It is essential for companies to ask themselves certain questions in order to identify their HRIS needs.
How to have a single international, regional and local database?
How to improve the coherence of HR processes in the company?
How to have a better view of talent? If so, what data is needed to support decision making?
How to transfer part of the transactional exchanges of processes?
How to enable HR, managers, employees to manage their own data?
How could the solution enable me to follow the company’s strategic plans?
How can I manage rapid expansion?
3) Is the company ready for a global HRIS?
It is also important to think about the business environment and the underlying factors that influence the speed and style of the brand new system to be implemented.
Several key points to consider include :
Corporate culture: Are employees ready for change and the implementation of a new system?
The skills and reputation of the HR team: Do they have the credibility and skills to support the project?
Technical Compatibility: Will the overall HR Information System be consistent with the way the company operates on a large scale?
Is the existing information (employees, jobs, skills, objectives…) sufficient to meet the objectives of the project?
Winning hearts and minds
While technological progress is essential for the deployment of a comprehensive HRIS, it is not solely responsible for its eventual success internally. The best system will not be able to deliver the expected result if the people who use it are not stakeholders. With a consultative approach, the project will help to win over users. The key to success is to plan the actions in advance, to know how to achieve this goal.
1) Identifying the obstacles and engaging the international community

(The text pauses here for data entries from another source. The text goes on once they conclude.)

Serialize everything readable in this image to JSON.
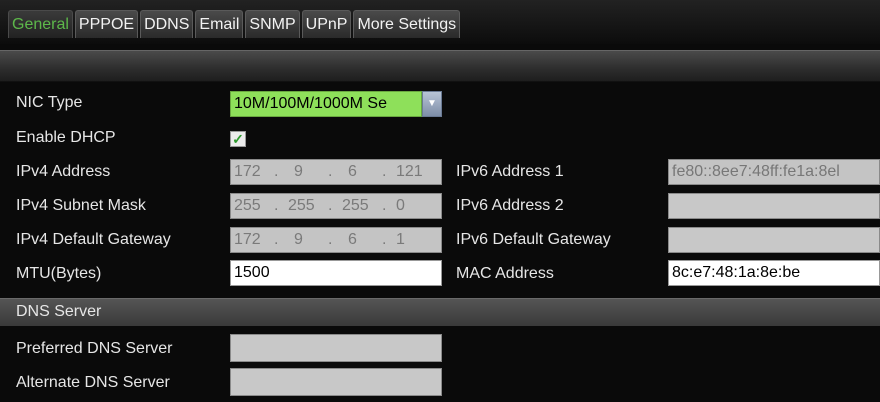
{
  "tabs": [
    {
      "label": "General",
      "active": true
    },
    {
      "label": "PPPOE",
      "active": false
    },
    {
      "label": "DDNS",
      "active": false
    },
    {
      "label": "Email",
      "active": false
    },
    {
      "label": "SNMP",
      "active": false
    },
    {
      "label": "UPnP",
      "active": false
    },
    {
      "label": "More Settings",
      "active": false
    }
  ],
  "form": {
    "nic_type_label": "NIC Type",
    "nic_type_value": "10M/100M/1000M Se",
    "enable_dhcp_label": "Enable DHCP",
    "enable_dhcp_checked": true,
    "check_glyph": "✓",
    "dropdown_glyph": "▼",
    "ipv4_address_label": "IPv4 Address",
    "ipv4_address": [
      "172",
      "9",
      "6",
      "121"
    ],
    "ipv4_subnet_label": "IPv4 Subnet Mask",
    "ipv4_subnet": [
      "255",
      "255",
      "255",
      "0"
    ],
    "ipv4_gateway_label": "IPv4 Default Gateway",
    "ipv4_gateway": [
      "172",
      "9",
      "6",
      "1"
    ],
    "dot": ".",
    "mtu_label": "MTU(Bytes)",
    "mtu_value": "1500",
    "ipv6_address1_label": "IPv6 Address 1",
    "ipv6_address1_value": "fe80::8ee7:48ff:fe1a:8el",
    "ipv6_address2_label": "IPv6 Address 2",
    "ipv6_address2_value": "",
    "ipv6_gateway_label": "IPv6 Default Gateway",
    "ipv6_gateway_value": "",
    "mac_label": "MAC Address",
    "mac_value": "8c:e7:48:1a:8e:be"
  },
  "dns": {
    "section_title": "DNS Server",
    "preferred_label": "Preferred DNS Server",
    "preferred_value": "",
    "alternate_label": "Alternate DNS Server",
    "alternate_value": ""
  },
  "colors": {
    "active_tab": "#5db84a",
    "nic_highlight": "#8ee05a",
    "checkmark": "#2e9a2e"
  }
}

In large organizations, there can be many interests in maintaining the status quo. At the level of HR managers, they may perceive a centralized system as a tool to reduce their influence and status. As for managers, who are often overburdened, they may feel that HR is still delegating new responsibilities to them. Companies that already have a strong formal and informal culture between departments, creating networks, will be less affected by the obstacles to change than organizations with less well developed communication processes. In order to implement an international HR system, it is necessary to involve all the company’s HR players from the outset, not only for deployment, but also for design. Ideally, project teams or working groups should be created that are representative of the entire company. Even when the pressure is high, it is therefore important to offer a certain level of participation to those involved.
2) Involve all employees

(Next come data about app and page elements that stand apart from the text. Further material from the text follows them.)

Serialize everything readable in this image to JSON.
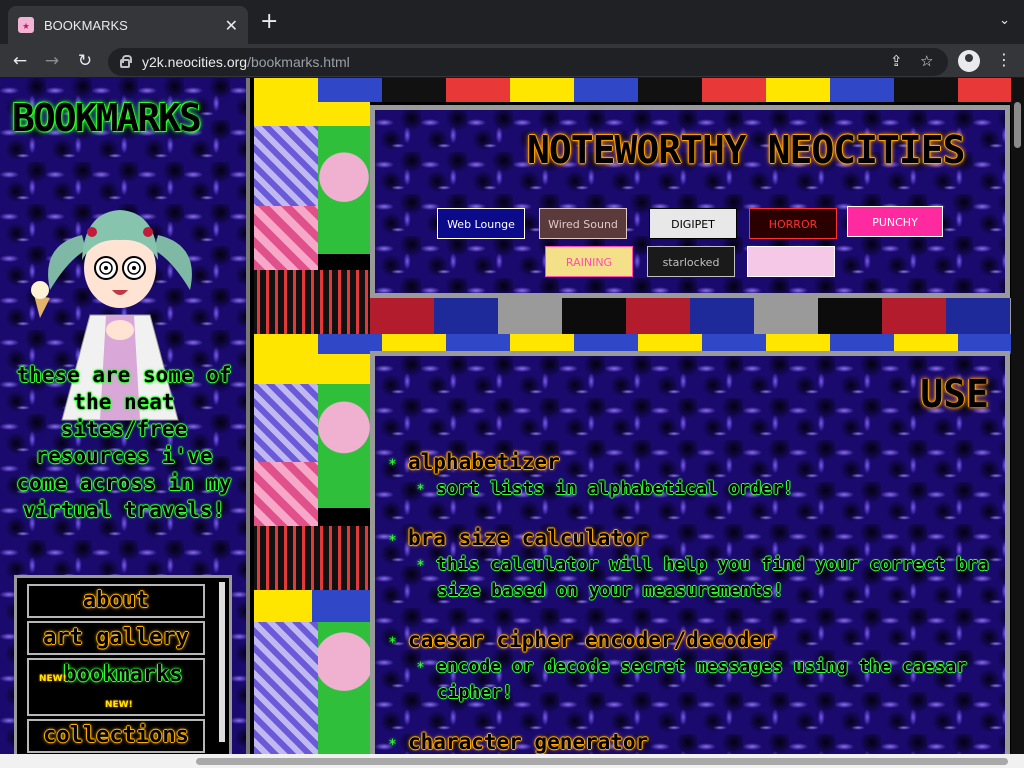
{
  "browser": {
    "tab_title": "BOOKMARKS",
    "url_host": "y2k.neocities.org",
    "url_path": "/bookmarks.html"
  },
  "sidebar": {
    "logo": "BOOKMARKS",
    "blurb": "these are some of the neat sites/free resources i've come across in my virtual travels!",
    "nav": [
      {
        "label": "about"
      },
      {
        "label": "art gallery"
      },
      {
        "label": "bookmarks",
        "badge": "NEW!"
      },
      {
        "label": "collections"
      }
    ]
  },
  "noteworthy": {
    "title": "NOTEWORTHY NEOCITIES",
    "buttons": [
      {
        "label": "Web Lounge",
        "bg": "#0a0a8a",
        "fg": "#ffffff"
      },
      {
        "label": "Wired Sound",
        "bg": "#5a3a3a",
        "fg": "#e0c8c8"
      },
      {
        "label": "DIGIPET",
        "bg": "#e8e8e8",
        "fg": "#000000"
      },
      {
        "label": "HORROR",
        "bg": "#2a0000",
        "fg": "#ff3030"
      },
      {
        "label": "PUNCHY",
        "bg": "#ff2aa0",
        "fg": "#ffffff"
      },
      {
        "label": "RAINING",
        "bg": "#f5e08a",
        "fg": "#ff4fb0"
      },
      {
        "label": "starlocked",
        "bg": "#1a1a1a",
        "fg": "#c0c0c0"
      },
      {
        "label": "",
        "bg": "#f5c8e8",
        "fg": "#ffffff"
      }
    ]
  },
  "main": {
    "title": "USE",
    "entries": [
      {
        "name": "alphabetizer",
        "desc": "sort lists in alphabetical order!"
      },
      {
        "name": "bra size calculator",
        "desc": "this calculator will help you find your correct bra size based on your measurements!"
      },
      {
        "name": "caesar cipher encoder/decoder",
        "desc": "encode or decode secret messages using the caesar cipher!"
      },
      {
        "name": "character generator",
        "desc": ""
      }
    ]
  },
  "colors": {
    "neon_green": "#35ff35",
    "neon_orange": "#ffb000",
    "panel_border": "#9a9a9a"
  }
}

The great difficulty here is to engage all the teams at an early stage and above all to win their support. To do so, it is a matter of ensuring that all players have a clear vision of the objectives and benefits of the new system. The focus should not be solely on cost savings. It is also necessary to explain how an international HR Information System will provide managers with better data, make their lives easier, and free up their time to concentrate on more strategic tasks. Sometimes, something as simple as a company organization chart will help them feel more involved. For others, standardizing and automating key processes will reduce administrative costs and provide access to as many important and up-to-date management reports as possible. Involve the HR team as broadly as possible in the purchasing process. Ask potential suppliers to organize demonstrations, allowing HR team members to get a real idea of what a global HR tool can offer.
Involve stakeholders in key process design workshops. This will create early engagement and will also help ensure that the resulting IS meets all needs.

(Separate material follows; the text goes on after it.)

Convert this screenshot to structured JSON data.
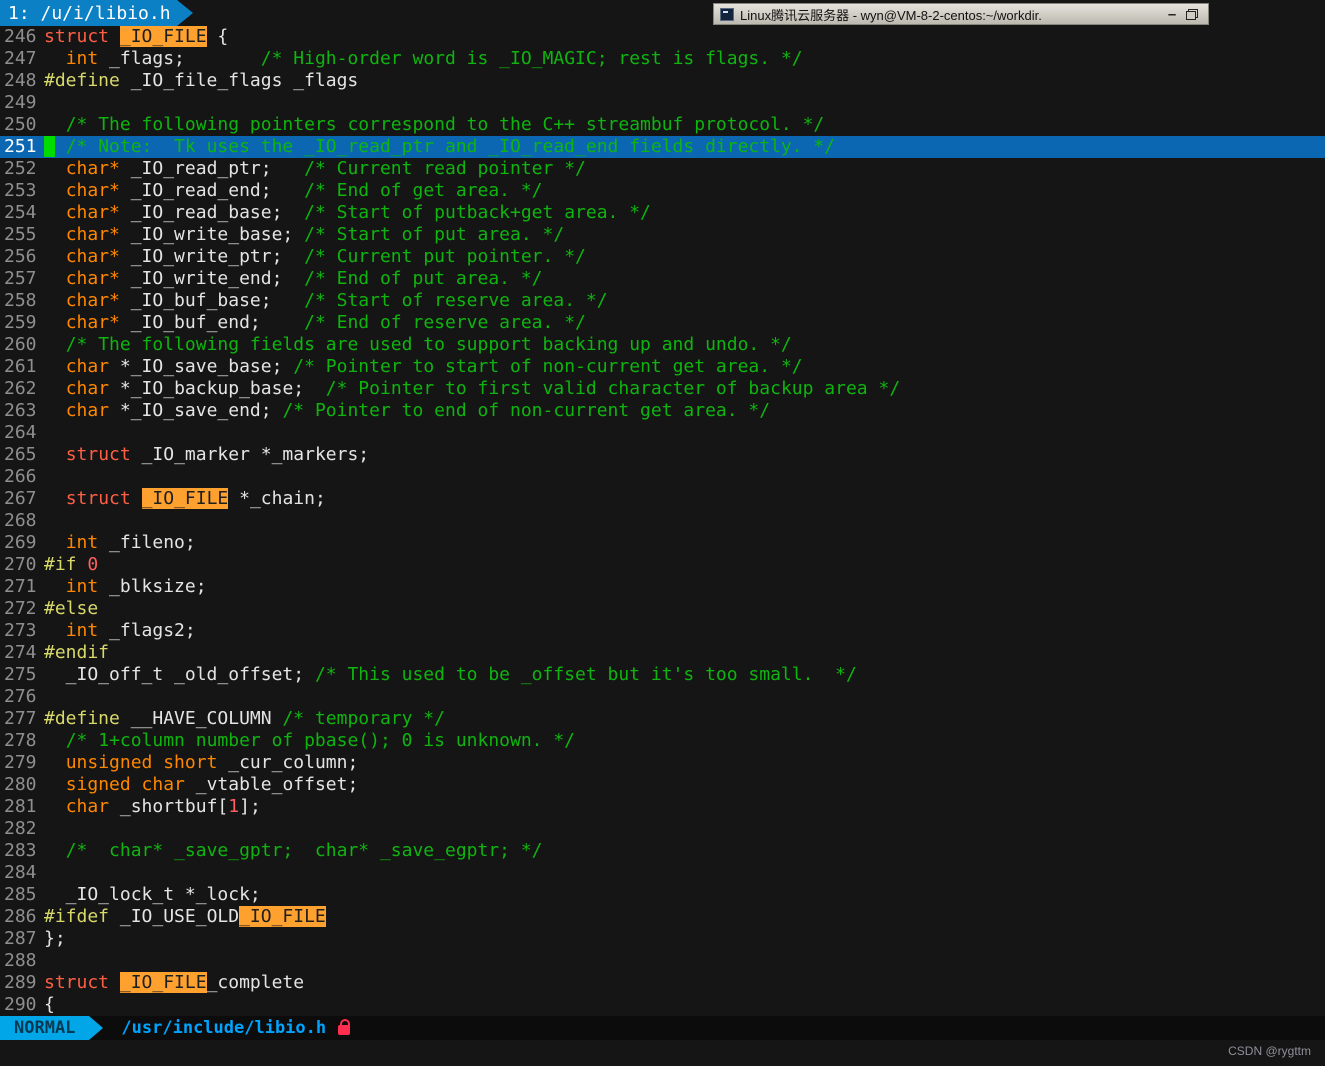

- Identify project leaders.
- Ask for volunteers to help steer the system in their departments or regions.
- Get them to act as “ambassadors” for the project throughout the company.
- Look for visible benefits quickly. Determine the parts of the project, or areas of the company, where getting feedback from the system will be best and fastest.
- Showing early success will help to maintain momentum and keep interest and excitement levels high.